One of the biggest health care news stories of 2013 was the lack of price transparency. But consumers need much more than price information to know how to shop for health care services.
They need extensive information on the quality of care physicians, hospitals, and other providers deliver. Unfortunately, data on the quality that physicians and hospitals deliver are not as widespread or as robust as they need to be.
A recent report, “State Report Card on Transparency of Physician Quality Information,” from the Health Care Incentives Improvement Institute (HCI3) addresses the issue, saying:
“… finding information on the quality of physicians remains elusive for most consumers. While Medicare has a public web site that contains information on physicians, it is completely void of any data on the quality of care delivered. That’s all the more surprising since physicians have been reporting a basket of quality measures to Medicare for several years.
“There are commercial websites that provide some information on the quality of physician care, but there’s often a fee to pay for the full report, and the objectivity of the data on those sites has been questioned by many researchers.”
Image by Tim Caynes via flickr.
It’s always a good idea for reporters to think about unintended consequences, especially when we’re talking about the latest, trendiest policy fixes. I’m thinking of such ideas as requiring people who need medical care to put more “skin in the game” and to choose medical services with more attention to the prices. What could go wrong?

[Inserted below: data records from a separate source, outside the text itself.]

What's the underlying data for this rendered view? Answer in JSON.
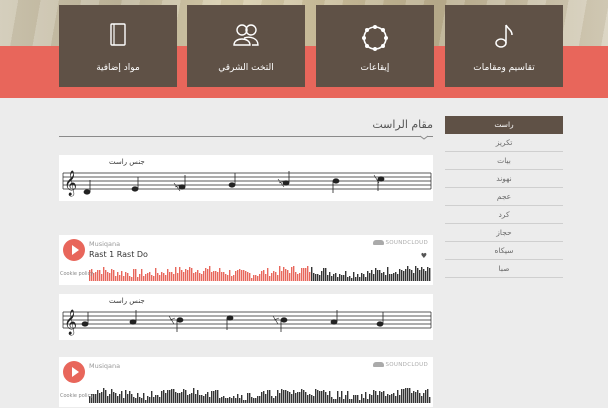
{
  "nav": {
    "tiles": [
      {
        "label": "مواد إضافية",
        "icon": "book-icon"
      },
      {
        "label": "التخت الشرقي",
        "icon": "group-icon"
      },
      {
        "label": "إيقاعات",
        "icon": "tambourine-icon"
      },
      {
        "label": "تقاسيم ومقامات",
        "icon": "music-note-icon"
      }
    ]
  },
  "sidebar": {
    "items": [
      {
        "label": "راست",
        "active": true
      },
      {
        "label": "تكريز"
      },
      {
        "label": "بيات"
      },
      {
        "label": "نهوند"
      },
      {
        "label": "عجم"
      },
      {
        "label": "كرد"
      },
      {
        "label": "حجاز"
      },
      {
        "label": "سيكاه"
      },
      {
        "label": "صبا"
      }
    ]
  },
  "main": {
    "title": "مقام الراست",
    "notations": [
      {
        "label": "جنس راست"
      },
      {
        "label": "جنس راست"
      }
    ],
    "players": [
      {
        "user": "Musiqana",
        "track": "Rast 1 Rast Do",
        "logo": "SOUNDCLOUD",
        "cookie": "Cookie policy"
      },
      {
        "user": "Musiqana",
        "track": "",
        "logo": "SOUNDCLOUD",
        "cookie": "Cookie policy"
      }
    ]
  },
  "colors": {
    "accent": "#e8665b",
    "tile": "#5f5146",
    "background": "#ececec",
    "waveform_played": "#e8665b",
    "waveform_unplayed": "#333333"
  }
}
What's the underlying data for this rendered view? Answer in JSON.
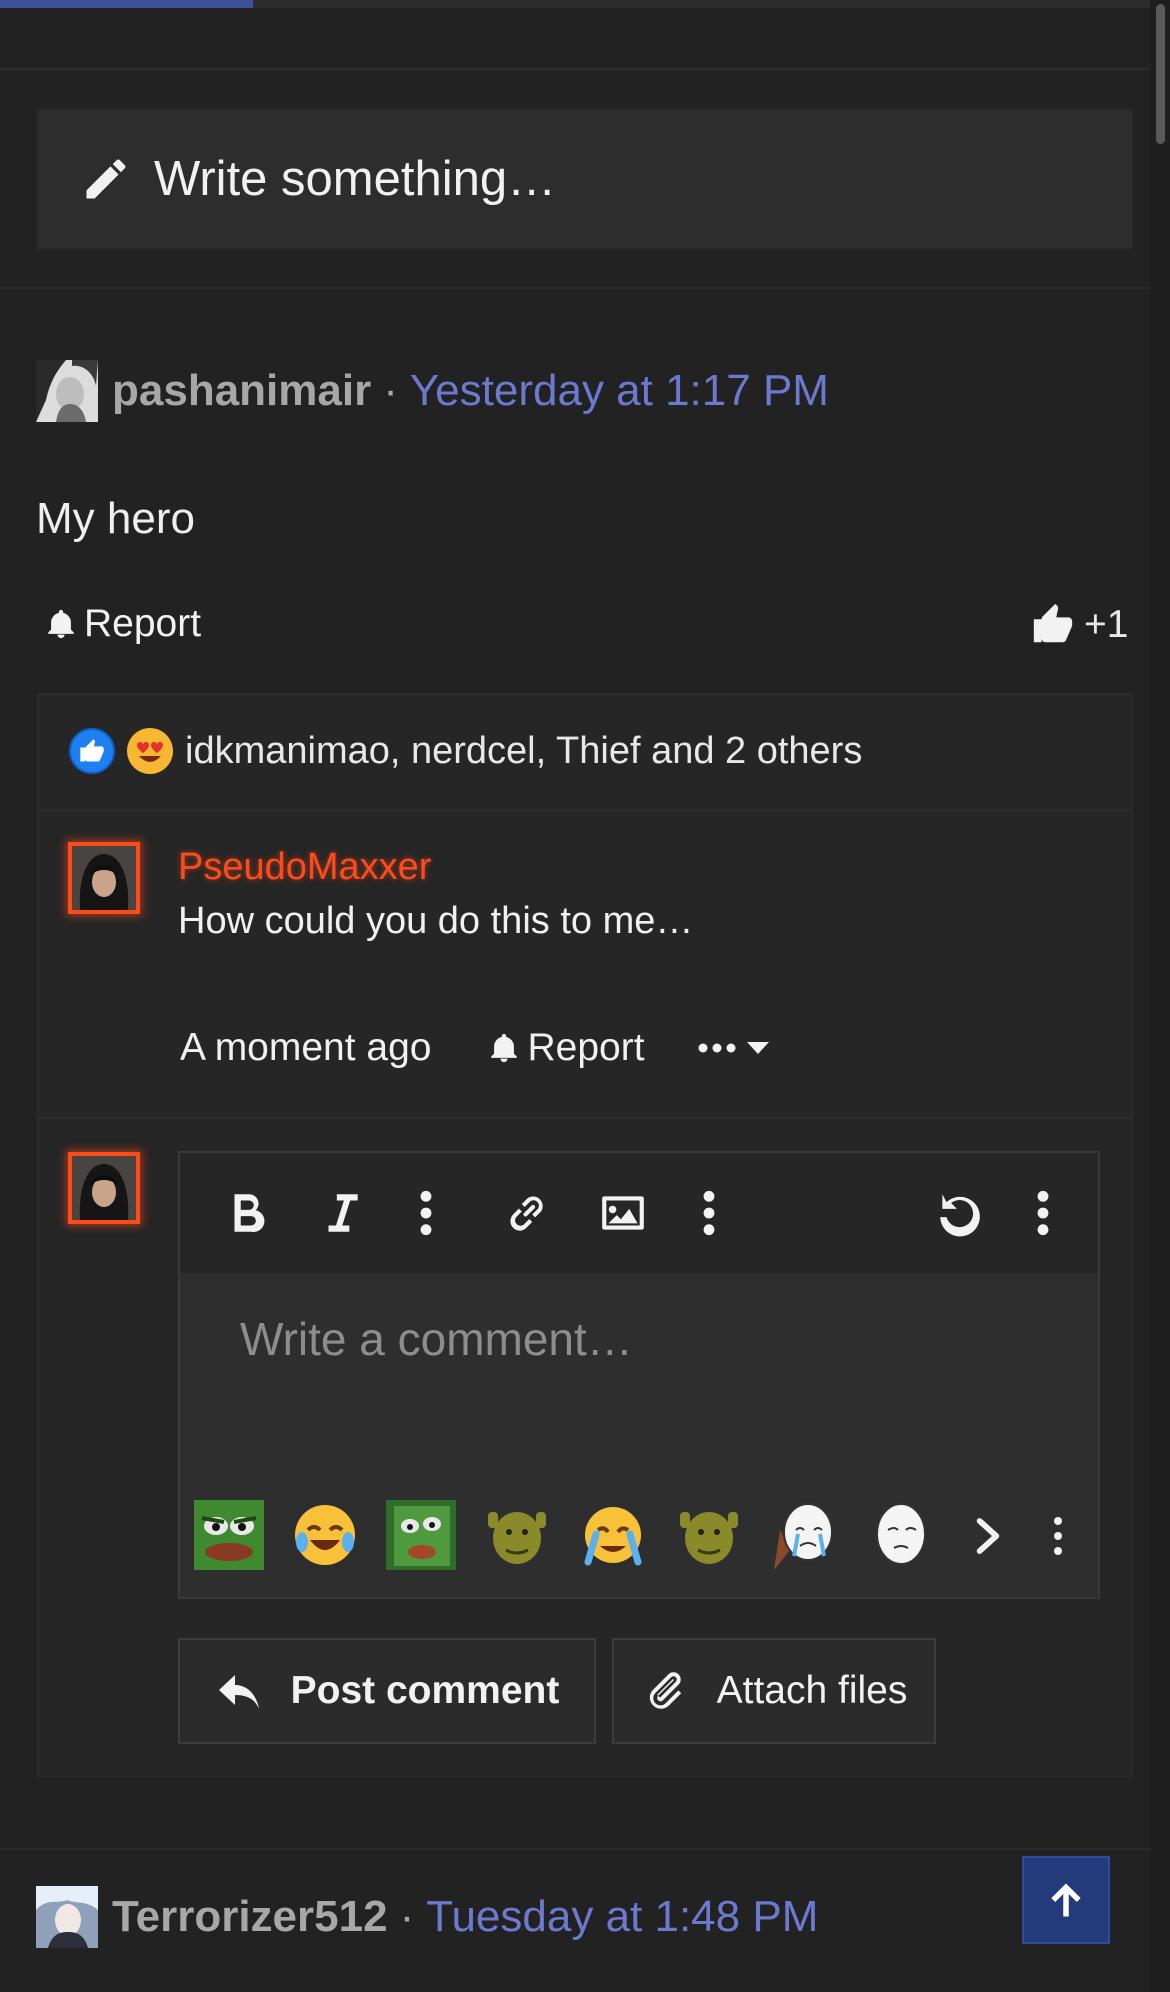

In an eye-opening essay for The New Yorker, Lisa Rosenbaum explores the consequences for people with limited means to pay. She makes the case that injecting price transparency into patient-doctor encounters could, if not done thoughtfully, “end up hurting most those we are trying to help.”
Rosenbaum, a cardiologist, starts with a first-person account of suffering a serious injury, and reflects on how pain and fear in such circumstances alter the way we think and make decisions, even among those who are pretty well off: Continue reading
One issued we pursued during the AHCJ webcast last month (The cost of health care: Is transparency possible?) is whether price transparency will drive costs up or down.
The members of our panel reported that price transparency will cause providers to drop their prices, and now new research shows that when reference pricing is combined with price transparency, costs tend to decline as well.
A reference pricing initiative in California motivated hospitals to reduce prices for hip and knee replacements, according to a study released earlier this month by the Center for Studying Health System Change. HSC conducted the research for the National Institute for Health Care Reform.
The HSC report, “Potential of Reference Pricing to Generate Health Care Savings: Lessons from a California Pioneer,” showed that when the California Public Employees’ Retirement System (CalPERS) introduced reference pricing for patients seeking hip and knee replacements, the initiative had two positive results. First, it helped steer patients to lower-price hospitals, and second, it motivated hospitals to reduce prices for these joint replacement procedures. Continue reading